Eating for Two, But Judging for Millions

Pregnancy Foodbabe.jpg

Buh bye eggs benny. So long sushi. RIP Thursday happy hour. This was the beginning of my eulogy to food once I found out I was pregnant.

Of course there was excitement, but that excitement was also followed by a wave of fear. In terms of food and nutrition, as an RD, I already knew about all the foods I should be avoiding while pregnant, but it becomes slightly terrifying when you think about one piece of unpasteurized cheese potentially jeopardizing your baby’s health. I was ready and willing to say no to deli meat (amongst other things), but what I really wasn’t ready for was the serving of judgment that comes from other moms-to-be about your eating decisions.

While I have been trying to keep myself healthy to get ready for my li’l babe, another “babe” out there is doling out some serious spoonfuls of fallacy and falsehoods, all of which add more fear onto the vulnerable psyche of pregnant women. As if we didn’t have enough!

Here’s what I mean, straight from the “babe’s” mouth, about eating a hamburger at a fast food restaurant: “ … [T]here was no way I was going to feed my growing baby that tainted meat on that processed to death sesame seed bun!” Really, “babe?” There is an inherent judgment in this type of remark that makes pregnant women feel like they are inferior if they decide they don’t want/don’t have the time/don’t find the value in only cooking food at home like “other” women.

So here’s my plea for all pregnant women: Know the difference between necessary precautions and preference. The FDA guidelines for eating during pregnancy are important to follow to prevent any risk of foodborne illness. Anything above and beyond that is preference.
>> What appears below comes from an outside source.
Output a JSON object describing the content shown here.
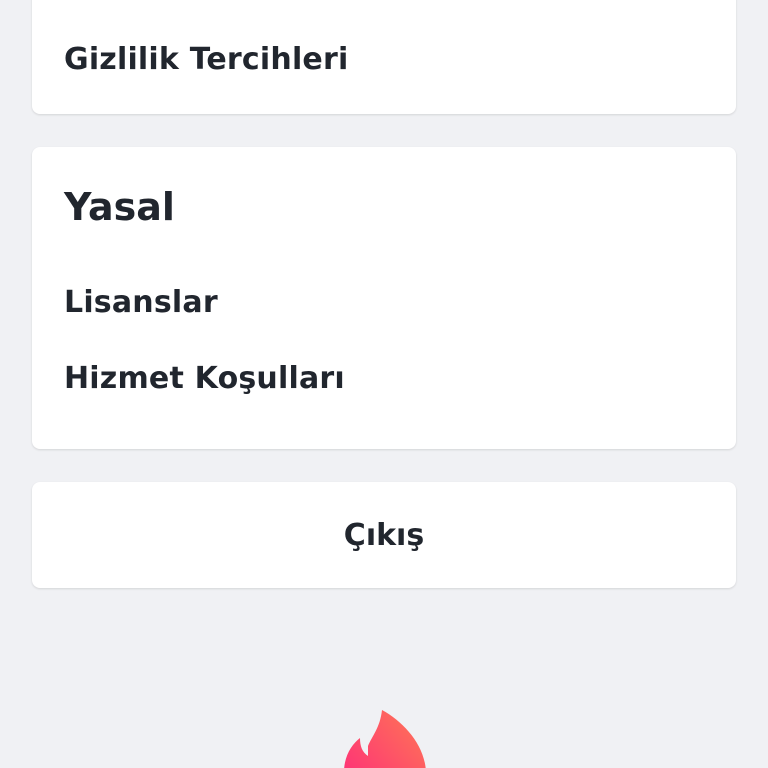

If you choose to eat a certain way, please don’t judge other ladies for choosing a different path.

Now, at 7 months, I’ve been choosing to focus on making sure I get all the important nutrients I need for a healthy pregnancy, like protein, unsaturated fats, and carbohydrates. I’m always cognizant of the foods I should avoid, but I choose to intentionally nourish my baby with nutrients (even with a well-done hamburger from a fast food restaurant; protein and iron are critical to a baby’s development!), rather than perpetuating a myth of “tainted” food from any source. Even though there are a few restrictions on eating during pregnancy, there are plenty of delicious and nutritious foods out there that we can eat.

It turns out that my eulogy wasn’t really necessary because you can get eggs benedict with scrambled eggs instead of poached or sushi with cooked fish like shrimp (or vegetarian sushi), and happy-hour nibbles can be almost as good as the drinks!

So if your fellow future moms decide to eat something that is not aligned with your “healthy eating beliefs” (I call them that because they can be either science or belief, not a mix of the two), then support them, without judgment or scrutiny, and don’t be a baby about it.